Patients in intensive care units (ICU) are often administered antibiotics against ventilator-associated pneumonia, ‘to be on the safe side’. Dutch researcher Stefan Visscher has developed a model that can quickly establish whether or not a patient has pneumonia. This can prevent unnecessary treatment with antibiotics.
In his thesis Stefan Visscher studied 238 cases of antibiotic treatment of which – with hindsight – only 157 patients were actually suffering from pneumonia. An absence of suitable patient-friendly tests makes it difficult to determine with certainty whether or not a patient has developed pneumonia.
Visscher developed and tested a Bayesian network model, a probabilistic model, that can distinguish between patients that do and do not have ventilator-associated pneumonia (VAP). His model calculates the probability that an individual patient is suffering from pneumonia, predicts which bacteria has caused it and indicates which antibiotic can best be prescribed. This method is more reliable than the cultures on which physicians currently base their decisions. The data needed to make the probability calculations are automatically retrieved from the electronic patient file.

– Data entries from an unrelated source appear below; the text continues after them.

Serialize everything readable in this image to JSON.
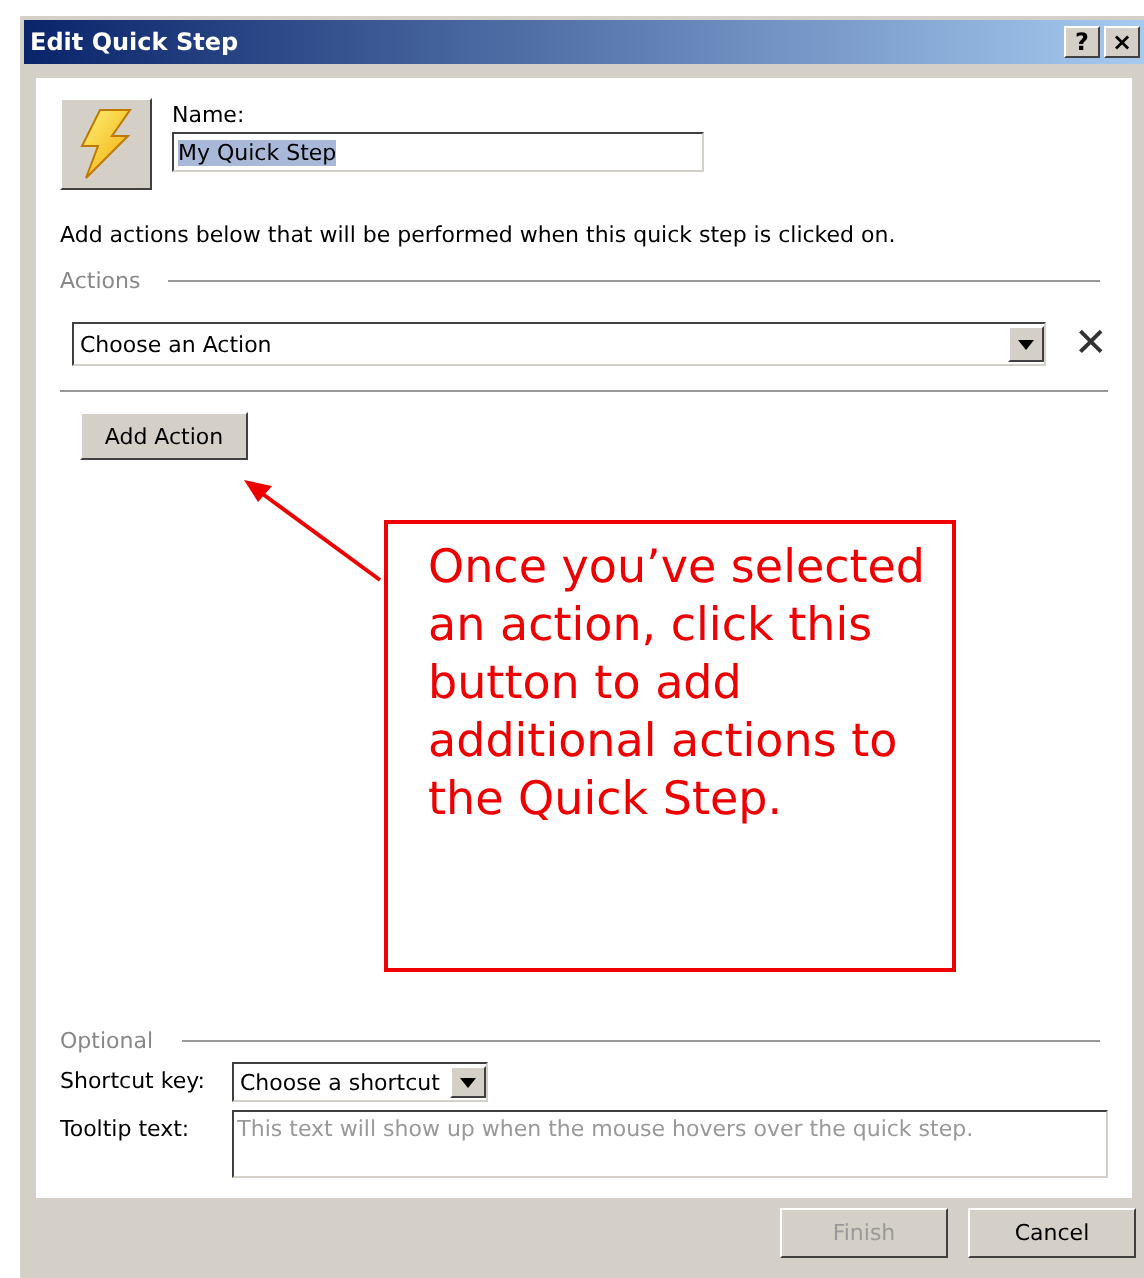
{
  "window": {
    "title": "Edit Quick Step",
    "title_buttons": [
      "?",
      "×"
    ]
  },
  "name_field": {
    "label": "Name:",
    "value": "My Quick Step",
    "selected": true
  },
  "instructions": "Add actions below that will be performed when this quick step is clicked on.",
  "actions_section": {
    "heading": "Actions",
    "action_dropdown": {
      "value": "Choose an Action"
    },
    "remove": "✕",
    "add_button": "Add Action"
  },
  "callout": {
    "text": "Once you’ve selected an action, click this button to add additional actions to the Quick Step."
  },
  "optional_section": {
    "heading": "Optional",
    "shortcut": {
      "label": "Shortcut key:",
      "value": "Choose a shortcut"
    },
    "tooltip": {
      "label": "Tooltip text:",
      "placeholder": "This text will show up when the mouse hovers over the quick step."
    }
  },
  "buttons": [
    {
      "label": "Finish",
      "disabled": true
    },
    {
      "label": "Cancel",
      "disabled": false
    }
  ]
}
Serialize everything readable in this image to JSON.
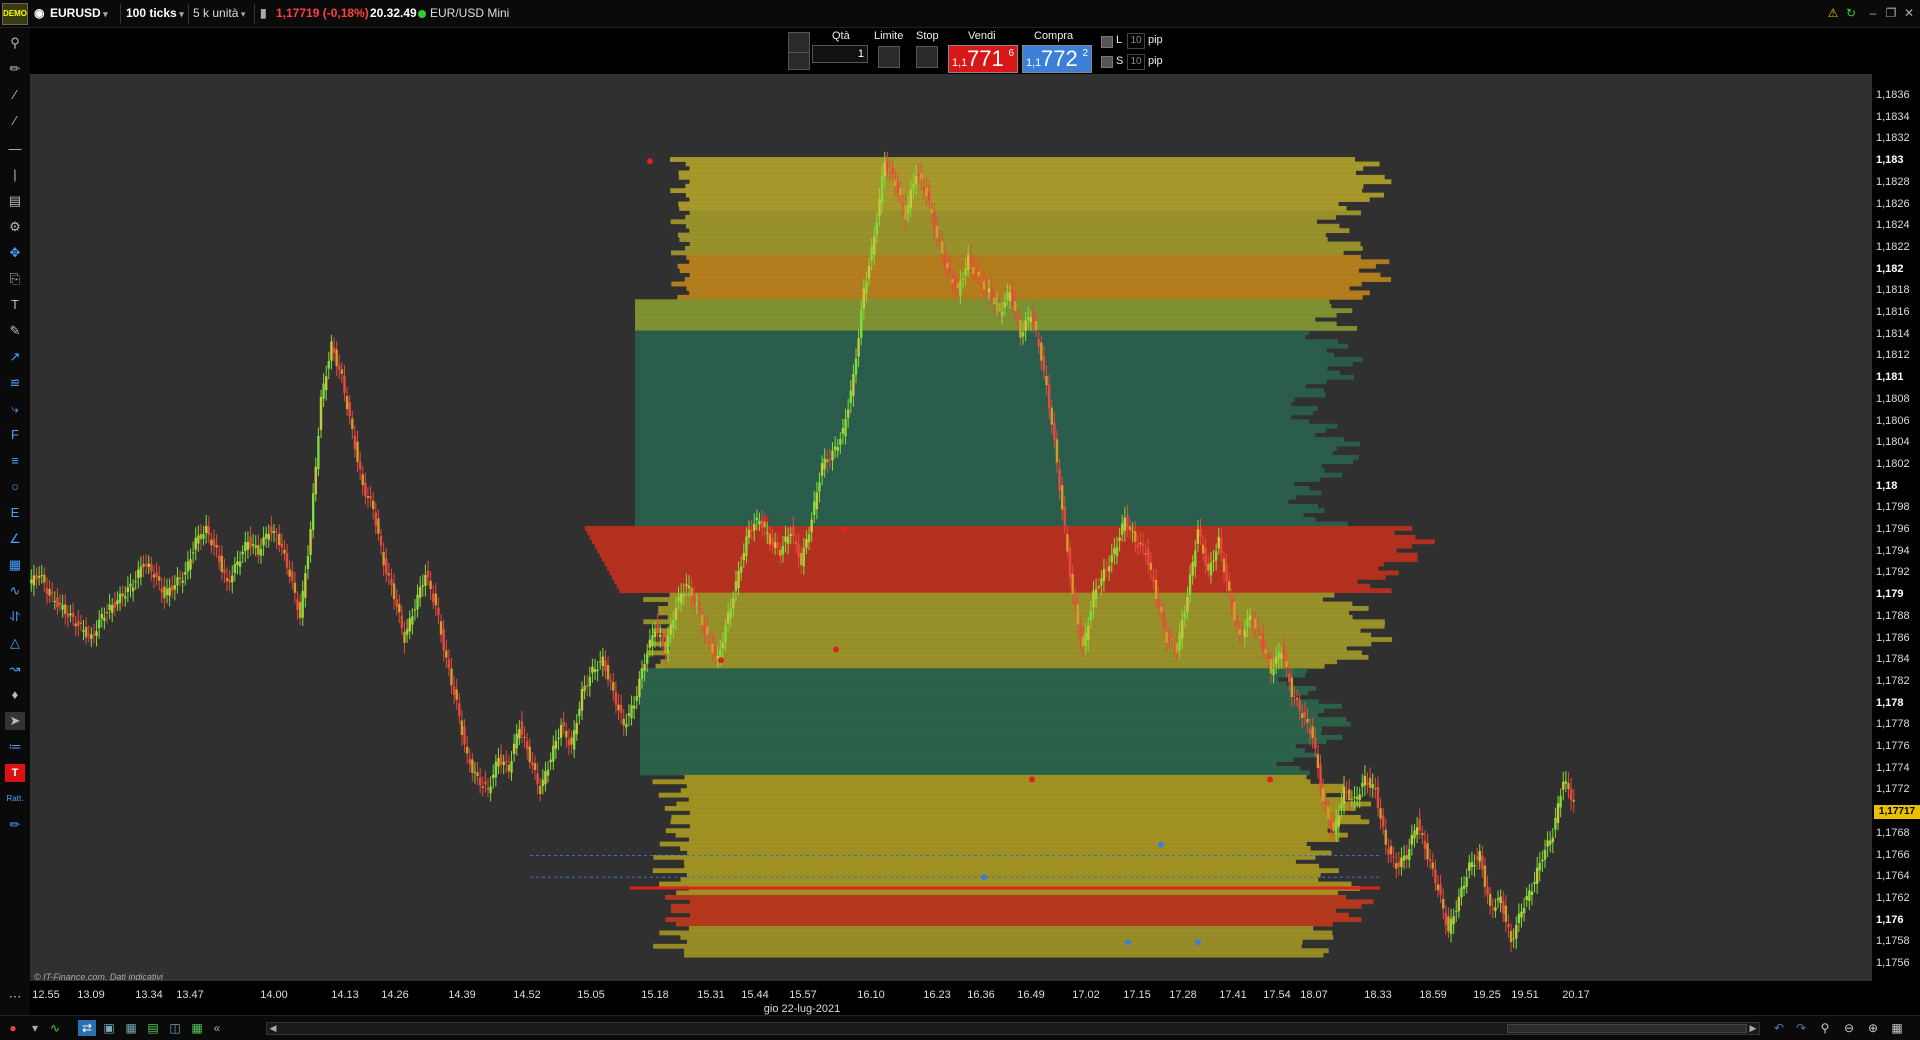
{
  "topbar": {
    "demo_badge": "DEMO",
    "symbol": "EURUSD",
    "ticks": "100 ticks",
    "units": "5 k unità",
    "last_price": "1,17719",
    "change": "(-0,18%)",
    "time": "20.32.49",
    "instrument": "EUR/USD Mini"
  },
  "order_panel": {
    "qty_label": "Qtà",
    "qty_value": "1",
    "limit_label": "Limite",
    "stop_label": "Stop",
    "sell_label": "Vendi",
    "buy_label": "Compra",
    "sell_price_small": "1,1",
    "sell_price_big": "771",
    "sell_price_sup": "6",
    "buy_price_small": "1,1",
    "buy_price_big": "772",
    "buy_price_sup": "2",
    "long_label": "L",
    "short_label": "S",
    "pip_value_long": "10",
    "pip_value_short": "10",
    "pip_unit_long": "pip",
    "pip_unit_short": "pip",
    "sell_color": "#d81818",
    "buy_color": "#3b7fd6"
  },
  "price_axis": {
    "ticks": [
      "1,1836",
      "1,1834",
      "1,1832",
      "1,183",
      "1,1828",
      "1,1826",
      "1,1824",
      "1,1822",
      "1,182",
      "1,1818",
      "1,1816",
      "1,1814",
      "1,1812",
      "1,181",
      "1,1808",
      "1,1806",
      "1,1804",
      "1,1802",
      "1,18",
      "1,1798",
      "1,1796",
      "1,1794",
      "1,1792",
      "1,179",
      "1,1788",
      "1,1786",
      "1,1784",
      "1,1782",
      "1,178",
      "1,1778",
      "1,1776",
      "1,1774",
      "1,1772",
      "1,177",
      "1,1768",
      "1,1766",
      "1,1764",
      "1,1762",
      "1,176",
      "1,1758",
      "1,1756"
    ],
    "last_price_label": "1,17717"
  },
  "time_axis": {
    "ticks": [
      "12.55",
      "13.09",
      "13.34",
      "13.47",
      "14.00",
      "14.13",
      "14.26",
      "14.39",
      "14.52",
      "15.05",
      "15.18",
      "15.31",
      "15.44",
      "15.57",
      "16.10",
      "16.23",
      "16.36",
      "16.49",
      "17.02",
      "17.15",
      "17.28",
      "17.41",
      "17.54",
      "18.07",
      "18.33",
      "18.59",
      "19.25",
      "19.51",
      "20.17"
    ],
    "date": "gio 22-lug-2021"
  },
  "copyright": "© IT-Finance.com. Dati indicativi",
  "chart_data": {
    "type": "candlestick",
    "title": "",
    "x_range": [
      "12.55",
      "20.17"
    ],
    "y_range": [
      1.1755,
      1.1838
    ],
    "grid": false,
    "series": [
      {
        "values": [
          1.1791,
          1.1792,
          1.179,
          1.1789,
          1.1788,
          1.1787,
          1.1786,
          1.1788,
          1.1789,
          1.179,
          1.1791,
          1.1793,
          1.1792,
          1.179,
          1.1791,
          1.1792,
          1.1795,
          1.1796,
          1.1794,
          1.1791,
          1.1793,
          1.1795,
          1.1794,
          1.1796,
          1.1795,
          1.1792,
          1.1788,
          1.1796,
          1.1808,
          1.1813,
          1.181,
          1.1805,
          1.18,
          1.1798,
          1.1793,
          1.179,
          1.1786,
          1.1789,
          1.1792,
          1.1789,
          1.1784,
          1.178,
          1.1775,
          1.1773,
          1.1772,
          1.1775,
          1.1774,
          1.1778,
          1.1775,
          1.1772,
          1.1775,
          1.1778,
          1.1776,
          1.1781,
          1.1783,
          1.1784,
          1.1781,
          1.1778,
          1.178,
          1.1784,
          1.1787,
          1.1785,
          1.1789,
          1.1791,
          1.1789,
          1.1786,
          1.1784,
          1.1788,
          1.1792,
          1.1796,
          1.1797,
          1.1795,
          1.1794,
          1.1796,
          1.1793,
          1.1797,
          1.1802,
          1.1803,
          1.1805,
          1.181,
          1.1818,
          1.1823,
          1.183,
          1.1828,
          1.1825,
          1.1829,
          1.1827,
          1.1823,
          1.182,
          1.1818,
          1.1821,
          1.1819,
          1.1818,
          1.1816,
          1.1818,
          1.1814,
          1.1816,
          1.1812,
          1.1806,
          1.1798,
          1.179,
          1.1785,
          1.179,
          1.1792,
          1.1794,
          1.1797,
          1.1795,
          1.1794,
          1.179,
          1.1786,
          1.1785,
          1.179,
          1.1796,
          1.1792,
          1.1795,
          1.179,
          1.1786,
          1.1788,
          1.1786,
          1.1783,
          1.1785,
          1.1781,
          1.1779,
          1.1777,
          1.1771,
          1.1768,
          1.1772,
          1.1771,
          1.1773,
          1.1772,
          1.1767,
          1.1765,
          1.1766,
          1.1769,
          1.1766,
          1.1763,
          1.1759,
          1.1762,
          1.1765,
          1.1766,
          1.1761,
          1.1762,
          1.1758,
          1.1761,
          1.1763,
          1.1766,
          1.1768,
          1.1773,
          1.1771
        ]
      }
    ],
    "volume_profile": {
      "note_colors": {
        "low": "#1f5a46",
        "mid": "#b4a418",
        "high": "#c8261a"
      }
    }
  }
}
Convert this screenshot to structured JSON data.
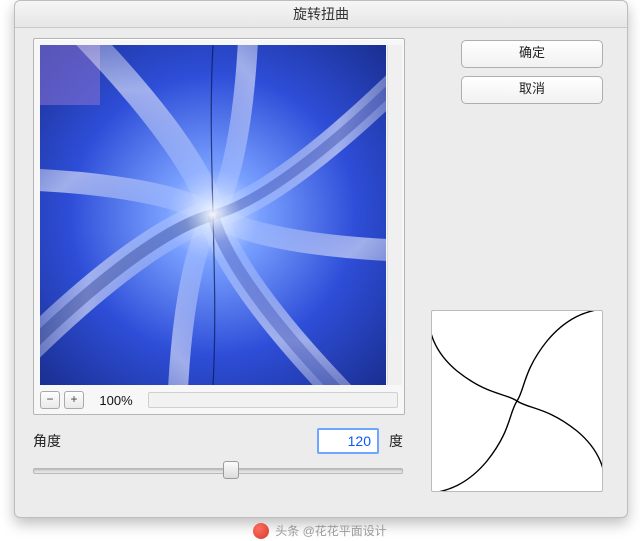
{
  "dialog": {
    "title": "旋转扭曲"
  },
  "buttons": {
    "ok": "确定",
    "cancel": "取消"
  },
  "zoom": {
    "minus": "−",
    "plus": "+",
    "value": "100%"
  },
  "angle": {
    "label": "角度",
    "value": "120",
    "unit": "度",
    "min": -999,
    "max": 999
  },
  "watermark": {
    "text": "头条 @花花平面设计"
  },
  "colors": {
    "preview_base": "#2a3c9e",
    "accent": "#6ea6ff"
  }
}
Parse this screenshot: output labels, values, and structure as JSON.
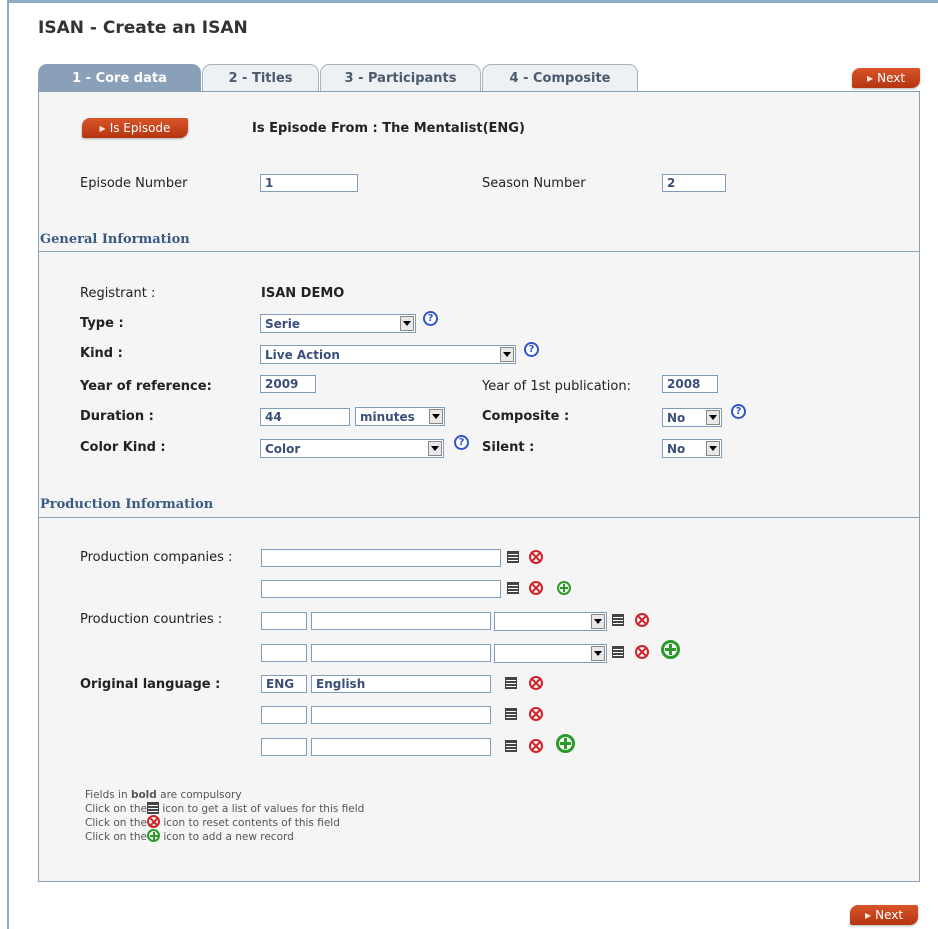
{
  "page": {
    "title": "ISAN - Create an ISAN"
  },
  "tabs": [
    {
      "label": "1 - Core data",
      "active": true
    },
    {
      "label": "2 - Titles",
      "active": false
    },
    {
      "label": "3 - Participants",
      "active": false
    },
    {
      "label": "4 - Composite",
      "active": false
    }
  ],
  "buttons": {
    "next": "Next",
    "is_episode": "Is Episode"
  },
  "episode": {
    "from_text": "Is Episode From :  The Mentalist(ENG)",
    "episode_number_label": "Episode Number",
    "episode_number_value": "1",
    "season_number_label": "Season Number",
    "season_number_value": "2"
  },
  "general": {
    "heading": "General Information",
    "registrant_label": "Registrant :",
    "registrant_value": "ISAN DEMO",
    "type_label": "Type :",
    "type_value": "Serie",
    "kind_label": "Kind :",
    "kind_value": "Live Action",
    "year_ref_label": "Year of reference:",
    "year_ref_value": "2009",
    "year_pub_label": "Year of 1st publication:",
    "year_pub_value": "2008",
    "duration_label": "Duration :",
    "duration_value": "44",
    "duration_unit": "minutes",
    "composite_label": "Composite :",
    "composite_value": "No",
    "color_kind_label": "Color Kind :",
    "color_kind_value": "Color",
    "silent_label": "Silent :",
    "silent_value": "No",
    "help_glyph": "?"
  },
  "production": {
    "heading": "Production Information",
    "companies_label": "Production companies :",
    "countries_label": "Production countries :",
    "language_label": "Original language :",
    "language_rows": [
      {
        "code": "ENG",
        "name": "English"
      },
      {
        "code": "",
        "name": ""
      },
      {
        "code": "",
        "name": ""
      }
    ]
  },
  "legend": {
    "line1_pre": "Fields in ",
    "line1_bold": "bold",
    "line1_post": " are compulsory",
    "line2_pre": "Click on the",
    "line2_post": " icon to get a list of values for this field",
    "line3_pre": "Click on the",
    "line3_post": " icon to reset contents of this field",
    "line4_pre": "Click on the",
    "line4_post": " icon to add a new record"
  },
  "colors": {
    "accent_orange": "#c4451a",
    "tab_active": "#8aa0b8",
    "section_text": "#3a5a82"
  }
}
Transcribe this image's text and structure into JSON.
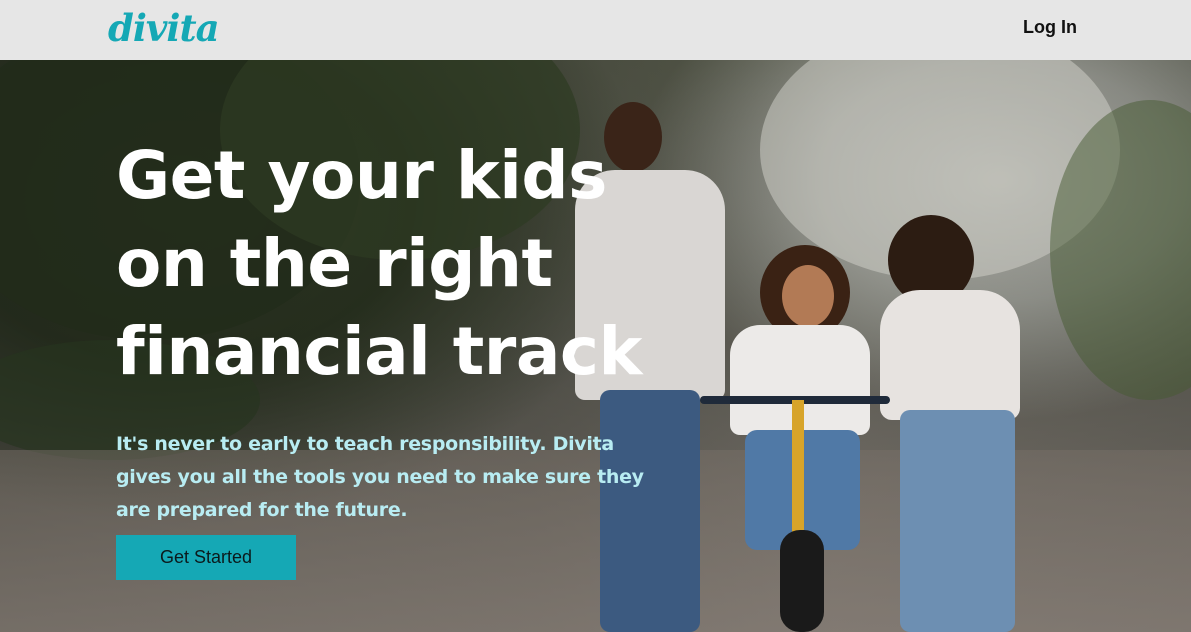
{
  "header": {
    "logo_text": "divita",
    "login_label": "Log In"
  },
  "hero": {
    "headline_lines": [
      "Get your kids",
      "on the right",
      "financial track"
    ],
    "subtext": "It's never to early to teach responsibility. Divita gives you all the tools you need to make sure they are prepared for the future.",
    "cta_label": "Get Started"
  },
  "colors": {
    "accent": "#15a8b5",
    "header_bg": "#e6e6e6",
    "subtext": "#b8ecf2"
  }
}
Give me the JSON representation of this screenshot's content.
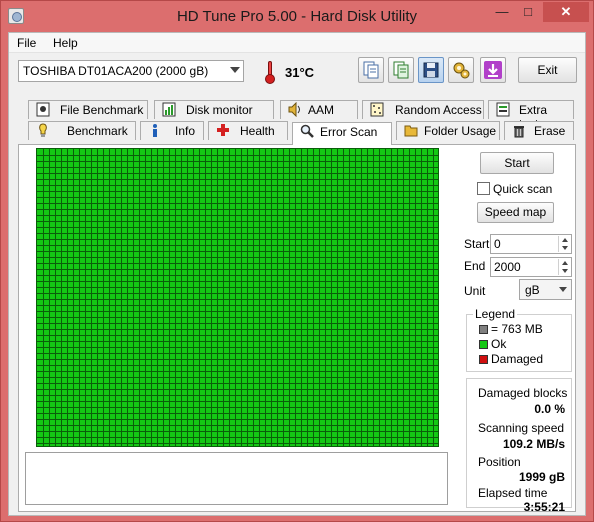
{
  "window": {
    "title": "HD Tune Pro 5.00 - Hard Disk Utility"
  },
  "menu": {
    "file": "File",
    "help": "Help"
  },
  "toolbar": {
    "drive": "TOSHIBA DT01ACA200 (2000 gB)",
    "temperature": "31°C",
    "exit_label": "Exit"
  },
  "tabs_top": [
    {
      "label": "File Benchmark",
      "icon": "file-benchmark-icon"
    },
    {
      "label": "Disk monitor",
      "icon": "disk-monitor-icon"
    },
    {
      "label": "AAM",
      "icon": "speaker-icon"
    },
    {
      "label": "Random Access",
      "icon": "random-access-icon"
    },
    {
      "label": "Extra tests",
      "icon": "extra-tests-icon"
    }
  ],
  "tabs_bottom": [
    {
      "label": "Benchmark",
      "icon": "benchmark-icon"
    },
    {
      "label": "Info",
      "icon": "info-icon"
    },
    {
      "label": "Health",
      "icon": "health-icon"
    },
    {
      "label": "Error Scan",
      "icon": "magnifier-icon",
      "selected": true
    },
    {
      "label": "Folder Usage",
      "icon": "folder-icon"
    },
    {
      "label": "Erase",
      "icon": "trash-icon"
    }
  ],
  "scan": {
    "start_button": "Start",
    "quick_scan_label": "Quick scan",
    "quick_scan_checked": false,
    "speed_map_button": "Speed map",
    "start_label": "Start",
    "start_value": "0",
    "end_label": "End",
    "end_value": "2000",
    "unit_label": "Unit",
    "unit_value": "gB",
    "legend_title": "Legend",
    "legend": [
      {
        "label": "= 763 MB",
        "color": "#808080"
      },
      {
        "label": "Ok",
        "color": "#14c814"
      },
      {
        "label": "Damaged",
        "color": "#d01010"
      }
    ],
    "damaged_blocks_label": "Damaged blocks",
    "damaged_blocks_value": "0.0 %",
    "scanning_speed_label": "Scanning speed",
    "scanning_speed_value": "109.2 MB/s",
    "position_label": "Position",
    "position_value": "1999 gB",
    "elapsed_label": "Elapsed time",
    "elapsed_value": "3:55:21",
    "log_text": ""
  },
  "colors": {
    "ok_block": "#14c814",
    "grid_line": "#0a5e0a"
  }
}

In his model Visscher processed the clinical data and other details of all ventilated ICU patients over a period of three years. The computer models were initially based on expert knowledge. At a later stage this was enhanced with ‘machine-learning’ techniques in order to optimise the reliability of the predictions where needed.Electronic patient file
The research was carried out within the ToKeN programme of NWO Division for Physical Sciences, www.nwo.nl/token.
Kim van den Wijngaard | alfa
Biofilm discovery suggests new way to prevent dangerous infections
23.05.2017 | University of Texas at Austin
Another reason to exercise: Burning bone fat -- a key to better bone health
19.05.2017 | University of North Carolina Health Care
Staphylococcus aureus is a feared pathogen (MRSA, multi-resistant S. aureus) due to frequent resistances against many antibiotics, especially in hospital infections. Researchers at the Paul-Ehrlich-Institut have identified immunological processes that prevent a successful immune response directed against the pathogenic agent. The delivery of bacterial proteins with RNA adjuvant or messenger RNA (mRNA) into immune cells allows the re-direction of the immune response towards an active defense against S. aureus. This could be of significant importance for the development of an effective vaccine. PLOS Pathogens has published these research results online on 25 May 2017.
Staphylococcus aureus (S. aureus) is a bacterium that colonizes by far more than half of the skin and the mucosa of adults, usually without causing infections....
Physicists from the University of Würzburg are capable of generating identical looking single light particles at the push of a button. Two new studies now demonstrate the potential this method holds.
The quantum computer has fuelled the imagination of scientists for decades: It is based on fundamentally different phenomena than a conventional computer....
An international team of physicists has monitored the scattering behaviour of electrons in a non-conducting material in real-time. Their insights could be beneficial for radiotherapy.
We can refer to electrons in non-conducting materials as ‘sluggish’. Typically, they remain fixed in a location, deep inside an atomic composite. It is hence...
Two-dimensional magnetic structures are regarded as a promising material for new types of data storage, since the magnetic properties of individual molecular building blocks can be investigated and modified. For the first time, researchers have now produced a wafer-thin ferrimagnet, in which molecules with different magnetic centers arrange themselves on a gold surface to form a checkerboard pattern. Scientists at the Swiss Nanoscience Institute at the University of Basel and the Paul Scherrer Institute published their findings in the journal Nature Communications.
Ferrimagnets are composed of two centers which are magnetized at different strengths and point in opposing directions. Two-dimensional, quasi-flat ferrimagnets...
An Australian-Chinese research team has created the world's thinnest hologram, paving the way towards the integration of 3D holography into everyday...
24.05.2017 | Event News
23.05.2017 | Event News
22.05.2017 | Event News
26.05.2017 | Life Sciences
26.05.2017 | Life Sciences
26.05.2017 | Physics and Astronomy